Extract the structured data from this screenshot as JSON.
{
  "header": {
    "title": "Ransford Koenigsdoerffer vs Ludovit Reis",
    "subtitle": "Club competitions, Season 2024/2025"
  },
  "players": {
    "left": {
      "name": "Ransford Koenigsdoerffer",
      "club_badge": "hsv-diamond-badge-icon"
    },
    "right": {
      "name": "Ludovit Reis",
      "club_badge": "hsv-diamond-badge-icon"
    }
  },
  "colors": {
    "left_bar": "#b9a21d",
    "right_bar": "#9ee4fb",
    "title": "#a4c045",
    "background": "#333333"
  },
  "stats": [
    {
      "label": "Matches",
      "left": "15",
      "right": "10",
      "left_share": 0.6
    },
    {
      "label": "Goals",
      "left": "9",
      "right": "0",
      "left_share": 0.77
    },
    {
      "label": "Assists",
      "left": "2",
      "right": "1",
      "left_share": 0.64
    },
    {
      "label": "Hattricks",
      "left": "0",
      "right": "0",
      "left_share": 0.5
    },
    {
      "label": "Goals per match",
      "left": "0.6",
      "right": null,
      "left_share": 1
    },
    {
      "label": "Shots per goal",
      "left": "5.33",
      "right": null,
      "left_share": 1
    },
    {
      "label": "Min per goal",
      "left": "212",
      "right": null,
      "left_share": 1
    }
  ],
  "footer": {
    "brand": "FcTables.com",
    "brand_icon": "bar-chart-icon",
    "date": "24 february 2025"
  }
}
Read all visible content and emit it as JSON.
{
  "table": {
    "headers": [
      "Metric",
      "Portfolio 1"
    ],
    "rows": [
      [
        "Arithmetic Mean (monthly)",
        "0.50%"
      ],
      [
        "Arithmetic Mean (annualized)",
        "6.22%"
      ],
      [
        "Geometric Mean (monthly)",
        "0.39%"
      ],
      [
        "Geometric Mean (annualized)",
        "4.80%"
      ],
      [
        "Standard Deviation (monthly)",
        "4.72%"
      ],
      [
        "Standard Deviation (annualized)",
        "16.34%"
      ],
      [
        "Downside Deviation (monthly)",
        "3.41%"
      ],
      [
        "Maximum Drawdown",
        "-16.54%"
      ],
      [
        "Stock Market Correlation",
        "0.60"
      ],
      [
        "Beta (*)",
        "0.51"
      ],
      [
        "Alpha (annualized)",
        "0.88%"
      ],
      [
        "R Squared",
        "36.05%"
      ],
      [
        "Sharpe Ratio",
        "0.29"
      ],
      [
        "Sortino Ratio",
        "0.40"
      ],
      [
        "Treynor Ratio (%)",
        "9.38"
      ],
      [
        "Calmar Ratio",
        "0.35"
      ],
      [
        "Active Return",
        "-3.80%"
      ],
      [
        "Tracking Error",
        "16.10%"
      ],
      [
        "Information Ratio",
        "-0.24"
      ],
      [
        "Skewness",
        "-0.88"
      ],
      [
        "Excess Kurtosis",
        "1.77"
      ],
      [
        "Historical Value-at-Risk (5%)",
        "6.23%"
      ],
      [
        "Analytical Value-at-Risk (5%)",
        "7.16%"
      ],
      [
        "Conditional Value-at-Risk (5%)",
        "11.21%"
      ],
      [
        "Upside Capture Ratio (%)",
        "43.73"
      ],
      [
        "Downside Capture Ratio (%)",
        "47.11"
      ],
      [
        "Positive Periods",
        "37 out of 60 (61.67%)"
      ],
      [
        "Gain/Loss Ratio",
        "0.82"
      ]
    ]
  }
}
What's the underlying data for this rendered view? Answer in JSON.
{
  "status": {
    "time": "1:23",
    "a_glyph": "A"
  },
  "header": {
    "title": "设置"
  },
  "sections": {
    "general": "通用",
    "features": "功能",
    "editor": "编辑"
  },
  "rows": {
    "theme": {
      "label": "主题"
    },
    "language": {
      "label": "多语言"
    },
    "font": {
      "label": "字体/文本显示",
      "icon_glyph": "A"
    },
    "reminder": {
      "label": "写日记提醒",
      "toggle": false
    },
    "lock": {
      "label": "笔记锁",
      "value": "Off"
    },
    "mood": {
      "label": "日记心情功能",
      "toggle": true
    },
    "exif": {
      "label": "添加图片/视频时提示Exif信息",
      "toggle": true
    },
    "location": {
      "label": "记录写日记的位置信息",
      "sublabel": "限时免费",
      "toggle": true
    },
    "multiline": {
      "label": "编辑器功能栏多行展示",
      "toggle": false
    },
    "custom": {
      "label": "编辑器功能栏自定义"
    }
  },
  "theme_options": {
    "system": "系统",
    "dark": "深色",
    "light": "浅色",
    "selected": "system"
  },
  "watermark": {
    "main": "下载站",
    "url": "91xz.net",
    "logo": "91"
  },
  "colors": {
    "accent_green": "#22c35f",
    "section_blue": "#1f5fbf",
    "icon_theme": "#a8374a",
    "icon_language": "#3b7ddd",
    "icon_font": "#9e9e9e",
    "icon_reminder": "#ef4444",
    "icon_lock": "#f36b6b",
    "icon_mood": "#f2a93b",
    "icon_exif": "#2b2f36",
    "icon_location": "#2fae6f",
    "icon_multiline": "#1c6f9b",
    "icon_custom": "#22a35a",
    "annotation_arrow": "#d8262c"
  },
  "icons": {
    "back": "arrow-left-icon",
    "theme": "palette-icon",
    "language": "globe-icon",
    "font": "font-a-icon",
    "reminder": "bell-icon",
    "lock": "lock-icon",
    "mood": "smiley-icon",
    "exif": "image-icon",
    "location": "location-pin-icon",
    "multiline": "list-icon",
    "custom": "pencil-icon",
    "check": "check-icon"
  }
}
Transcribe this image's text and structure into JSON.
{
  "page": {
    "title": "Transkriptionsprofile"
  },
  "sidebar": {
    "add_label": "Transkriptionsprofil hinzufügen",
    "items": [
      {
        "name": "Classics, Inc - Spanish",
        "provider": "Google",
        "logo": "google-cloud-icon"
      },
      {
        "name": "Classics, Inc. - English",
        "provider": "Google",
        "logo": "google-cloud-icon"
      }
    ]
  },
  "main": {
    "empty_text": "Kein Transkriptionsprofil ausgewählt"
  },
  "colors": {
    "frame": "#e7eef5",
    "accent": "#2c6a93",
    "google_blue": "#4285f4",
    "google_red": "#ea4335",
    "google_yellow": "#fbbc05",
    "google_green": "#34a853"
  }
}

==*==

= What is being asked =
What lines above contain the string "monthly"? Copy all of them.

= Solved problem =
        "Arithmetic Mean (monthly)",
        "Geometric Mean (monthly)",
        "Standard Deviation (monthly)",
        "Downside Deviation (monthly)",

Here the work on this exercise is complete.